§ **Task material**:
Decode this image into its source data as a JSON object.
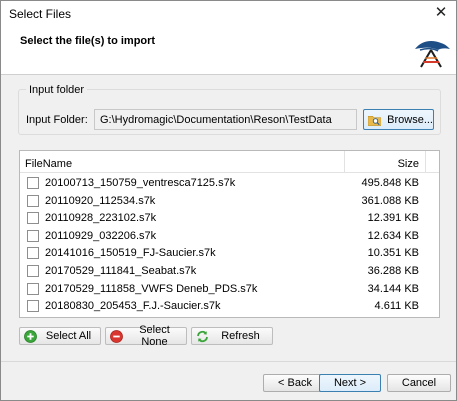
{
  "window": {
    "title": "Select Files",
    "close_glyph": "✕"
  },
  "header": {
    "heading": "Select the file(s) to import",
    "logo_icon": "hydromagic-logo"
  },
  "input_folder": {
    "group_label": "Input folder",
    "label": "Input Folder:",
    "value": "G:\\Hydromagic\\Documentation\\Reson\\TestData",
    "browse_label": "Browse..."
  },
  "file_list": {
    "columns": {
      "name": "FileName",
      "size": "Size"
    },
    "rows": [
      {
        "name": "20100713_150759_ventresca7125.s7k",
        "size": "495.848 KB",
        "checked": false
      },
      {
        "name": "20110920_112534.s7k",
        "size": "361.088 KB",
        "checked": false
      },
      {
        "name": "20110928_223102.s7k",
        "size": "12.391 KB",
        "checked": false
      },
      {
        "name": "20110929_032206.s7k",
        "size": "12.634 KB",
        "checked": false
      },
      {
        "name": "20141016_150519_FJ-Saucier.s7k",
        "size": "10.351 KB",
        "checked": false
      },
      {
        "name": "20170529_111841_Seabat.s7k",
        "size": "36.288 KB",
        "checked": false
      },
      {
        "name": "20170529_111858_VWFS Deneb_PDS.s7k",
        "size": "34.144 KB",
        "checked": false
      },
      {
        "name": "20180830_205453_F.J.-Saucier.s7k",
        "size": "4.611 KB",
        "checked": false
      }
    ]
  },
  "actions": {
    "select_all": "Select All",
    "select_none": "Select None",
    "refresh": "Refresh"
  },
  "navigation": {
    "back": "< Back",
    "next": "Next >",
    "cancel": "Cancel"
  },
  "colors": {
    "accent": "#3c7fb1",
    "select_all_icon": "#3aa53a",
    "select_none_icon": "#d9362f",
    "refresh_icon": "#3aa53a"
  }
}
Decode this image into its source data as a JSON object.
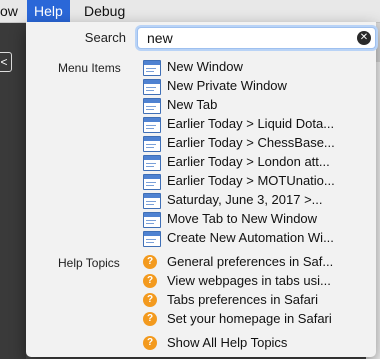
{
  "menubar": {
    "items": [
      "ow",
      "Help",
      "Debug"
    ]
  },
  "left_button": "<",
  "search": {
    "label": "Search",
    "value": "new",
    "clear_icon": "clear-circle-icon"
  },
  "sections": {
    "menu_items_label": "Menu Items",
    "help_topics_label": "Help Topics"
  },
  "menu_items": [
    "New Window",
    "New Private Window",
    "New Tab",
    "Earlier Today > Liquid Dota...",
    "Earlier Today > ChessBase...",
    "Earlier Today > London att...",
    "Earlier Today > MOTUnatio...",
    "Saturday, June 3, 2017 >...",
    "Move Tab to New Window",
    "Create New Automation Wi..."
  ],
  "help_topics": [
    "General preferences in Saf...",
    "View webpages in tabs usi...",
    "Tabs preferences in Safari",
    "Set your homepage in Safari"
  ],
  "show_all": "Show All Help Topics",
  "colors": {
    "menubar_active": "#2a67d8",
    "help_icon": "#f39a1e",
    "window_icon": "#4f82d1"
  }
}
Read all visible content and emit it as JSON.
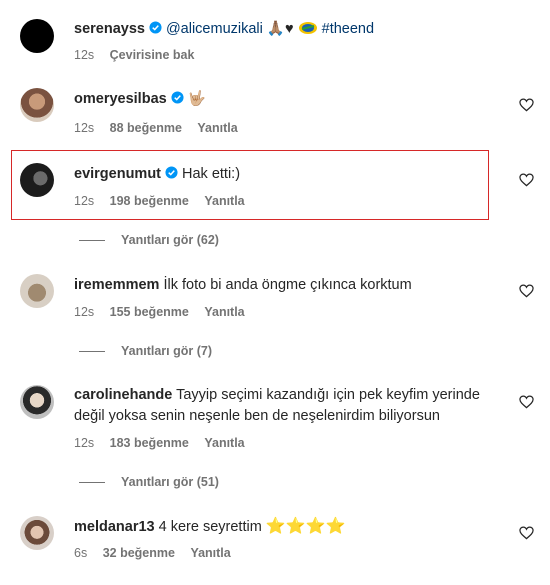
{
  "comments": [
    {
      "username": "serenayss",
      "mention": "@alicemuzikali",
      "emojis": "🙏🏽♥",
      "hashtag": "#theend",
      "time": "12s",
      "translate": "Çevirisine bak"
    },
    {
      "username": "omeryesilbas",
      "emoji": "🤟🏼",
      "time": "12s",
      "likes": "88 beğenme",
      "reply": "Yanıtla"
    },
    {
      "username": "evirgenumut",
      "text": "Hak etti:)",
      "time": "12s",
      "likes": "198 beğenme",
      "reply": "Yanıtla",
      "view_replies": "Yanıtları gör (62)"
    },
    {
      "username": "irememmem",
      "text": "İlk foto bi anda öngme çıkınca korktum",
      "time": "12s",
      "likes": "155 beğenme",
      "reply": "Yanıtla",
      "view_replies": "Yanıtları gör (7)"
    },
    {
      "username": "carolinehande",
      "text": "Tayyip seçimi kazandığı için pek keyfim yerinde değil yoksa senin neşenle ben de neşelenirdim biliyorsun",
      "time": "12s",
      "likes": "183 beğenme",
      "reply": "Yanıtla",
      "view_replies": "Yanıtları gör (51)"
    },
    {
      "username": "meldanar13",
      "text": "4 kere seyrettim",
      "stars": "⭐⭐⭐⭐",
      "time": "6s",
      "likes": "32 beğenme",
      "reply": "Yanıtla"
    }
  ],
  "colors": {
    "verified": "#0095f6",
    "highlight": "#d62828",
    "secondary_text": "#737373"
  },
  "icons": {
    "verified": "verified-badge-icon",
    "like": "heart-icon",
    "star": "star-icon"
  }
}
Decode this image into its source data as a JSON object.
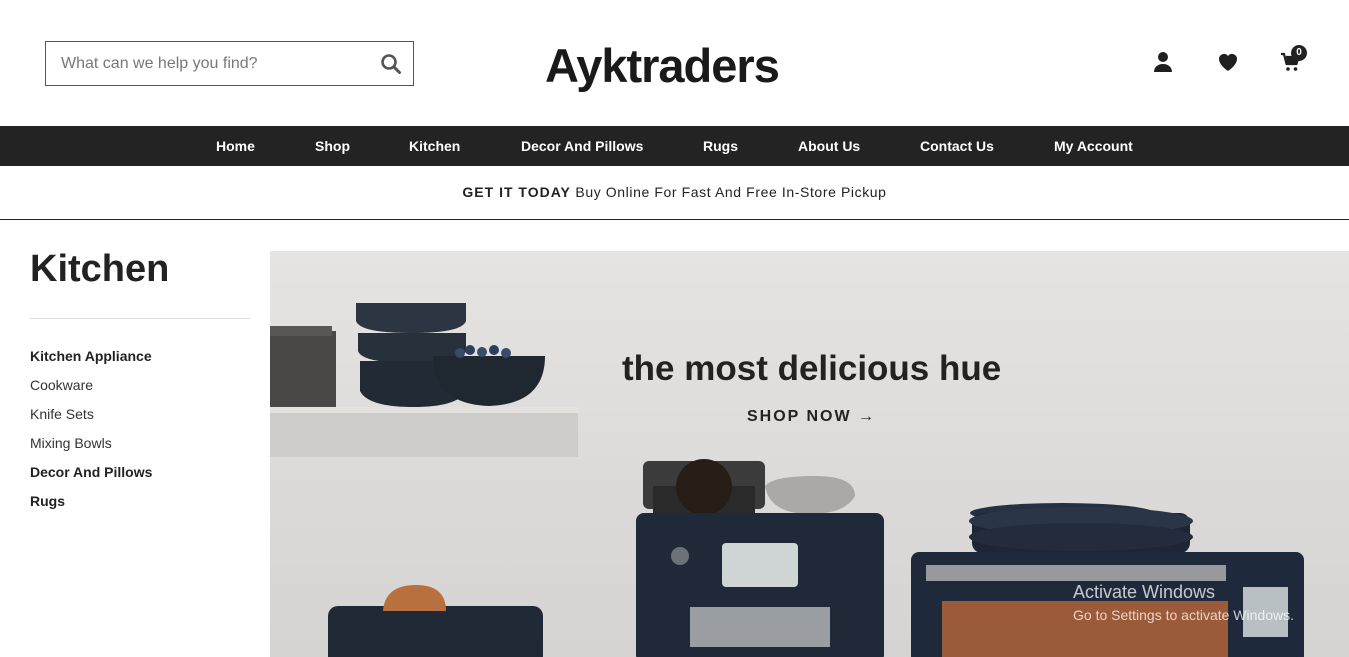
{
  "search": {
    "placeholder": "What can we help you find?"
  },
  "brand": {
    "logo_text": "Ayktraders"
  },
  "header_icons": [
    "user-icon",
    "heart-icon",
    "cart-icon"
  ],
  "cart": {
    "count": "0"
  },
  "nav": {
    "items": [
      {
        "label": "Home"
      },
      {
        "label": "Shop"
      },
      {
        "label": "Kitchen"
      },
      {
        "label": "Decor And Pillows"
      },
      {
        "label": "Rugs"
      },
      {
        "label": "About Us"
      },
      {
        "label": "Contact Us"
      },
      {
        "label": "My Account"
      }
    ]
  },
  "promo": {
    "bold": "GET IT TODAY",
    "text": " Buy Online For Fast And Free In-Store Pickup"
  },
  "sidebar": {
    "title": "Kitchen",
    "items": [
      {
        "label": "Kitchen Appliance",
        "bold": true
      },
      {
        "label": "Cookware",
        "bold": false
      },
      {
        "label": "Knife Sets",
        "bold": false
      },
      {
        "label": "Mixing Bowls",
        "bold": false
      },
      {
        "label": "Decor And Pillows",
        "bold": true
      },
      {
        "label": "Rugs",
        "bold": true
      }
    ]
  },
  "hero": {
    "title": "the most delicious hue",
    "cta": "SHOP NOW →"
  },
  "watermark": {
    "line1": "Activate Windows",
    "line2": "Go to Settings to activate Windows."
  },
  "colors": {
    "nav_bg": "#232323",
    "text": "#222222",
    "accent": "#1a1a1a"
  }
}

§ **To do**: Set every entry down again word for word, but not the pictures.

§ **Task answer**:
Decode this image into its source data as a JSON object.
{
  "window": {
    "title": "Select Files",
    "close_glyph": "✕"
  },
  "header": {
    "heading": "Select the file(s) to import",
    "logo_icon": "hydromagic-logo"
  },
  "input_folder": {
    "group_label": "Input folder",
    "label": "Input Folder:",
    "value": "G:\\Hydromagic\\Documentation\\Reson\\TestData",
    "browse_label": "Browse..."
  },
  "file_list": {
    "columns": {
      "name": "FileName",
      "size": "Size"
    },
    "rows": [
      {
        "name": "20100713_150759_ventresca7125.s7k",
        "size": "495.848 KB",
        "checked": false
      },
      {
        "name": "20110920_112534.s7k",
        "size": "361.088 KB",
        "checked": false
      },
      {
        "name": "20110928_223102.s7k",
        "size": "12.391 KB",
        "checked": false
      },
      {
        "name": "20110929_032206.s7k",
        "size": "12.634 KB",
        "checked": false
      },
      {
        "name": "20141016_150519_FJ-Saucier.s7k",
        "size": "10.351 KB",
        "checked": false
      },
      {
        "name": "20170529_111841_Seabat.s7k",
        "size": "36.288 KB",
        "checked": false
      },
      {
        "name": "20170529_111858_VWFS Deneb_PDS.s7k",
        "size": "34.144 KB",
        "checked": false
      },
      {
        "name": "20180830_205453_F.J.-Saucier.s7k",
        "size": "4.611 KB",
        "checked": false
      }
    ]
  },
  "actions": {
    "select_all": "Select All",
    "select_none": "Select None",
    "refresh": "Refresh"
  },
  "navigation": {
    "back": "< Back",
    "next": "Next >",
    "cancel": "Cancel"
  },
  "colors": {
    "accent": "#3c7fb1",
    "select_all_icon": "#3aa53a",
    "select_none_icon": "#d9362f",
    "refresh_icon": "#3aa53a"
  }
}
Decode this image into its source data as a JSON object.
{
  "menubar": {
    "items": [
      "ow",
      "Help",
      "Debug"
    ]
  },
  "left_button": "<",
  "search": {
    "label": "Search",
    "value": "new",
    "clear_icon": "clear-circle-icon"
  },
  "sections": {
    "menu_items_label": "Menu Items",
    "help_topics_label": "Help Topics"
  },
  "menu_items": [
    "New Window",
    "New Private Window",
    "New Tab",
    "Earlier Today > Liquid Dota...",
    "Earlier Today > ChessBase...",
    "Earlier Today > London att...",
    "Earlier Today > MOTUnatio...",
    "Saturday, June 3, 2017 >...",
    "Move Tab to New Window",
    "Create New Automation Wi..."
  ],
  "help_topics": [
    "General preferences in Saf...",
    "View webpages in tabs usi...",
    "Tabs preferences in Safari",
    "Set your homepage in Safari"
  ],
  "show_all": "Show All Help Topics",
  "colors": {
    "menubar_active": "#2a67d8",
    "help_icon": "#f39a1e",
    "window_icon": "#4f82d1"
  }
}
Read all visible content and emit it as JSON.
{
  "comments": [
    {
      "username": "serenayss",
      "mention": "@alicemuzikali",
      "emojis": "🙏🏽♥",
      "hashtag": "#theend",
      "time": "12s",
      "translate": "Çevirisine bak"
    },
    {
      "username": "omeryesilbas",
      "emoji": "🤟🏼",
      "time": "12s",
      "likes": "88 beğenme",
      "reply": "Yanıtla"
    },
    {
      "username": "evirgenumut",
      "text": "Hak etti:)",
      "time": "12s",
      "likes": "198 beğenme",
      "reply": "Yanıtla",
      "view_replies": "Yanıtları gör (62)"
    },
    {
      "username": "irememmem",
      "text": "İlk foto bi anda öngme çıkınca korktum",
      "time": "12s",
      "likes": "155 beğenme",
      "reply": "Yanıtla",
      "view_replies": "Yanıtları gör (7)"
    },
    {
      "username": "carolinehande",
      "text": "Tayyip seçimi kazandığı için pek keyfim yerinde değil yoksa senin neşenle ben de neşelenirdim biliyorsun",
      "time": "12s",
      "likes": "183 beğenme",
      "reply": "Yanıtla",
      "view_replies": "Yanıtları gör (51)"
    },
    {
      "username": "meldanar13",
      "text": "4 kere seyrettim",
      "stars": "⭐⭐⭐⭐",
      "time": "6s",
      "likes": "32 beğenme",
      "reply": "Yanıtla"
    }
  ],
  "colors": {
    "verified": "#0095f6",
    "highlight": "#d62828",
    "secondary_text": "#737373"
  },
  "icons": {
    "verified": "verified-badge-icon",
    "like": "heart-icon",
    "star": "star-icon"
  }
}
Decode this image into its source data as a JSON object.
{
  "search": {
    "placeholder": "What can we help you find?"
  },
  "brand": {
    "logo_text": "Ayktraders"
  },
  "header_icons": [
    "user-icon",
    "heart-icon",
    "cart-icon"
  ],
  "cart": {
    "count": "0"
  },
  "nav": {
    "items": [
      {
        "label": "Home"
      },
      {
        "label": "Shop"
      },
      {
        "label": "Kitchen"
      },
      {
        "label": "Decor And Pillows"
      },
      {
        "label": "Rugs"
      },
      {
        "label": "About Us"
      },
      {
        "label": "Contact Us"
      },
      {
        "label": "My Account"
      }
    ]
  },
  "promo": {
    "bold": "GET IT TODAY",
    "text": " Buy Online For Fast And Free In-Store Pickup"
  },
  "sidebar": {
    "title": "Kitchen",
    "items": [
      {
        "label": "Kitchen Appliance",
        "bold": true
      },
      {
        "label": "Cookware",
        "bold": false
      },
      {
        "label": "Knife Sets",
        "bold": false
      },
      {
        "label": "Mixing Bowls",
        "bold": false
      },
      {
        "label": "Decor And Pillows",
        "bold": true
      },
      {
        "label": "Rugs",
        "bold": true
      }
    ]
  },
  "hero": {
    "title": "the most delicious hue",
    "cta": "SHOP NOW →"
  },
  "watermark": {
    "line1": "Activate Windows",
    "line2": "Go to Settings to activate Windows."
  },
  "colors": {
    "nav_bg": "#232323",
    "text": "#222222",
    "accent": "#1a1a1a"
  }
}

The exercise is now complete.